▸ Given records
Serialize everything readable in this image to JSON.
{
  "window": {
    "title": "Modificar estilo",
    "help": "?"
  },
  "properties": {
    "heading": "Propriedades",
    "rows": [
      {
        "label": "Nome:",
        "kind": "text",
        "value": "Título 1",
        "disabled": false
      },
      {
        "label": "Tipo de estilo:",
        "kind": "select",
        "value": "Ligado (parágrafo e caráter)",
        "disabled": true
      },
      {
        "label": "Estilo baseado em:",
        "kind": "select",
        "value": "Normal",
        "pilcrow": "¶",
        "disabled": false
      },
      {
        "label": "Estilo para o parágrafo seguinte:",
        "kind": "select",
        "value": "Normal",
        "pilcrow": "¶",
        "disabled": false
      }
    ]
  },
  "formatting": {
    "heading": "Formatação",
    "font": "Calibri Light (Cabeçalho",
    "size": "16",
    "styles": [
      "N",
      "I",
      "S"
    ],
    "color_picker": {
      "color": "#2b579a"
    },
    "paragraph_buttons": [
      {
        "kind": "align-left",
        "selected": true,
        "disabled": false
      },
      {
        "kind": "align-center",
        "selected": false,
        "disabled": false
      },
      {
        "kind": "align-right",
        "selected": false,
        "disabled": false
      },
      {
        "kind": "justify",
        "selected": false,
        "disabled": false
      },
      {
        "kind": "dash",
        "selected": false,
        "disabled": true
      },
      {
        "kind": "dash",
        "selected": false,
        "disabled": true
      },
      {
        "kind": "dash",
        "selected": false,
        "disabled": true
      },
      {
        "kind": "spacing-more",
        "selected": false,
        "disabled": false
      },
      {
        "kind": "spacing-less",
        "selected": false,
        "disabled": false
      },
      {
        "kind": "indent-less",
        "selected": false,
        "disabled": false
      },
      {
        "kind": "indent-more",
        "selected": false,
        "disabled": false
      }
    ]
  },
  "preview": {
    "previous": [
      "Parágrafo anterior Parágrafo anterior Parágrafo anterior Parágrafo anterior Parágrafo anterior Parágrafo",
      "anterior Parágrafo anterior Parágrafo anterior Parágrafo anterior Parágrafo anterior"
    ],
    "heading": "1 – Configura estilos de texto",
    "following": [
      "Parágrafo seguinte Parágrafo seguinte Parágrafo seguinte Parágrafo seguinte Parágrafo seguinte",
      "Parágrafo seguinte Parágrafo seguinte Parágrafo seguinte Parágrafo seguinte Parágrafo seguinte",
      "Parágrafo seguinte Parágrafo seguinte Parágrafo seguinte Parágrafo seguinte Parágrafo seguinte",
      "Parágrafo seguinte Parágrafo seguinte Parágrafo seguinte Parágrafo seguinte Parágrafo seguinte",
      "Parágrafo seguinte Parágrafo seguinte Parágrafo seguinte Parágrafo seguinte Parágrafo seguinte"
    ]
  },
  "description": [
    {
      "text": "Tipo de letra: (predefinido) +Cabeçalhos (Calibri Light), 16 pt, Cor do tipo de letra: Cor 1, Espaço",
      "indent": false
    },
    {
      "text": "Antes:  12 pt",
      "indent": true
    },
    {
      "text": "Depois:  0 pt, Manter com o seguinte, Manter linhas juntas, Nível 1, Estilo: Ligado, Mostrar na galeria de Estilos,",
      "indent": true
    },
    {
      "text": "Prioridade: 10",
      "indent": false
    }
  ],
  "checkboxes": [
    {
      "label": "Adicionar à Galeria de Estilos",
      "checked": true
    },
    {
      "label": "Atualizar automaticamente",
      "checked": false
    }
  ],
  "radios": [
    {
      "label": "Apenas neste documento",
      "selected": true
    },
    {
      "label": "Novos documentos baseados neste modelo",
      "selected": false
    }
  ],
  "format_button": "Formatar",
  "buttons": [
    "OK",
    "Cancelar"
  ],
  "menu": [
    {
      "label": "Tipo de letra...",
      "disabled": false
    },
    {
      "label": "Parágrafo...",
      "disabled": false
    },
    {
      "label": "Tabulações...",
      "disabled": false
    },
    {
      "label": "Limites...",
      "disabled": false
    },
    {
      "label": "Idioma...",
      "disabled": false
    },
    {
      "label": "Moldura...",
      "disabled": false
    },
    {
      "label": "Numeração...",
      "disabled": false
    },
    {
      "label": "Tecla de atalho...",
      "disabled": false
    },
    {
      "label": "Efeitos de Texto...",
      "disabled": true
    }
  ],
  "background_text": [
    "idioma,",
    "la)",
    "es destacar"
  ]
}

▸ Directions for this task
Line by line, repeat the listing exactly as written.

▸ Result for this exercise
Serialize everything readable in this image to JSON.
{
  "window": {
    "title": "Modificar estilo",
    "help": "?"
  },
  "properties": {
    "heading": "Propriedades",
    "rows": [
      {
        "label": "Nome:",
        "kind": "text",
        "value": "Título 1",
        "disabled": false
      },
      {
        "label": "Tipo de estilo:",
        "kind": "select",
        "value": "Ligado (parágrafo e caráter)",
        "disabled": true
      },
      {
        "label": "Estilo baseado em:",
        "kind": "select",
        "value": "Normal",
        "pilcrow": "¶",
        "disabled": false
      },
      {
        "label": "Estilo para o parágrafo seguinte:",
        "kind": "select",
        "value": "Normal",
        "pilcrow": "¶",
        "disabled": false
      }
    ]
  },
  "formatting": {
    "heading": "Formatação",
    "font": "Calibri Light (Cabeçalho",
    "size": "16",
    "styles": [
      "N",
      "I",
      "S"
    ],
    "color_picker": {
      "color": "#2b579a"
    },
    "paragraph_buttons": [
      {
        "kind": "align-left",
        "selected": true,
        "disabled": false
      },
      {
        "kind": "align-center",
        "selected": false,
        "disabled": false
      },
      {
        "kind": "align-right",
        "selected": false,
        "disabled": false
      },
      {
        "kind": "justify",
        "selected": false,
        "disabled": false
      },
      {
        "kind": "dash",
        "selected": false,
        "disabled": true
      },
      {
        "kind": "dash",
        "selected": false,
        "disabled": true
      },
      {
        "kind": "dash",
        "selected": false,
        "disabled": true
      },
      {
        "kind": "spacing-more",
        "selected": false,
        "disabled": false
      },
      {
        "kind": "spacing-less",
        "selected": false,
        "disabled": false
      },
      {
        "kind": "indent-less",
        "selected": false,
        "disabled": false
      },
      {
        "kind": "indent-more",
        "selected": false,
        "disabled": false
      }
    ]
  },
  "preview": {
    "previous": [
      "Parágrafo anterior Parágrafo anterior Parágrafo anterior Parágrafo anterior Parágrafo anterior Parágrafo",
      "anterior Parágrafo anterior Parágrafo anterior Parágrafo anterior Parágrafo anterior"
    ],
    "heading": "1 – Configura estilos de texto",
    "following": [
      "Parágrafo seguinte Parágrafo seguinte Parágrafo seguinte Parágrafo seguinte Parágrafo seguinte",
      "Parágrafo seguinte Parágrafo seguinte Parágrafo seguinte Parágrafo seguinte Parágrafo seguinte",
      "Parágrafo seguinte Parágrafo seguinte Parágrafo seguinte Parágrafo seguinte Parágrafo seguinte",
      "Parágrafo seguinte Parágrafo seguinte Parágrafo seguinte Parágrafo seguinte Parágrafo seguinte",
      "Parágrafo seguinte Parágrafo seguinte Parágrafo seguinte Parágrafo seguinte Parágrafo seguinte"
    ]
  },
  "description": [
    {
      "text": "Tipo de letra: (predefinido) +Cabeçalhos (Calibri Light), 16 pt, Cor do tipo de letra: Cor 1, Espaço",
      "indent": false
    },
    {
      "text": "Antes:  12 pt",
      "indent": true
    },
    {
      "text": "Depois:  0 pt, Manter com o seguinte, Manter linhas juntas, Nível 1, Estilo: Ligado, Mostrar na galeria de Estilos,",
      "indent": true
    },
    {
      "text": "Prioridade: 10",
      "indent": false
    }
  ],
  "checkboxes": [
    {
      "label": "Adicionar à Galeria de Estilos",
      "checked": true
    },
    {
      "label": "Atualizar automaticamente",
      "checked": false
    }
  ],
  "radios": [
    {
      "label": "Apenas neste documento",
      "selected": true
    },
    {
      "label": "Novos documentos baseados neste modelo",
      "selected": false
    }
  ],
  "format_button": "Formatar",
  "buttons": [
    "OK",
    "Cancelar"
  ],
  "menu": [
    {
      "label": "Tipo de letra...",
      "disabled": false
    },
    {
      "label": "Parágrafo...",
      "disabled": false
    },
    {
      "label": "Tabulações...",
      "disabled": false
    },
    {
      "label": "Limites...",
      "disabled": false
    },
    {
      "label": "Idioma...",
      "disabled": false
    },
    {
      "label": "Moldura...",
      "disabled": false
    },
    {
      "label": "Numeração...",
      "disabled": false
    },
    {
      "label": "Tecla de atalho...",
      "disabled": false
    },
    {
      "label": "Efeitos de Texto...",
      "disabled": true
    }
  ],
  "background_text": [
    "idioma,",
    "la)",
    "es destacar"
  ]
}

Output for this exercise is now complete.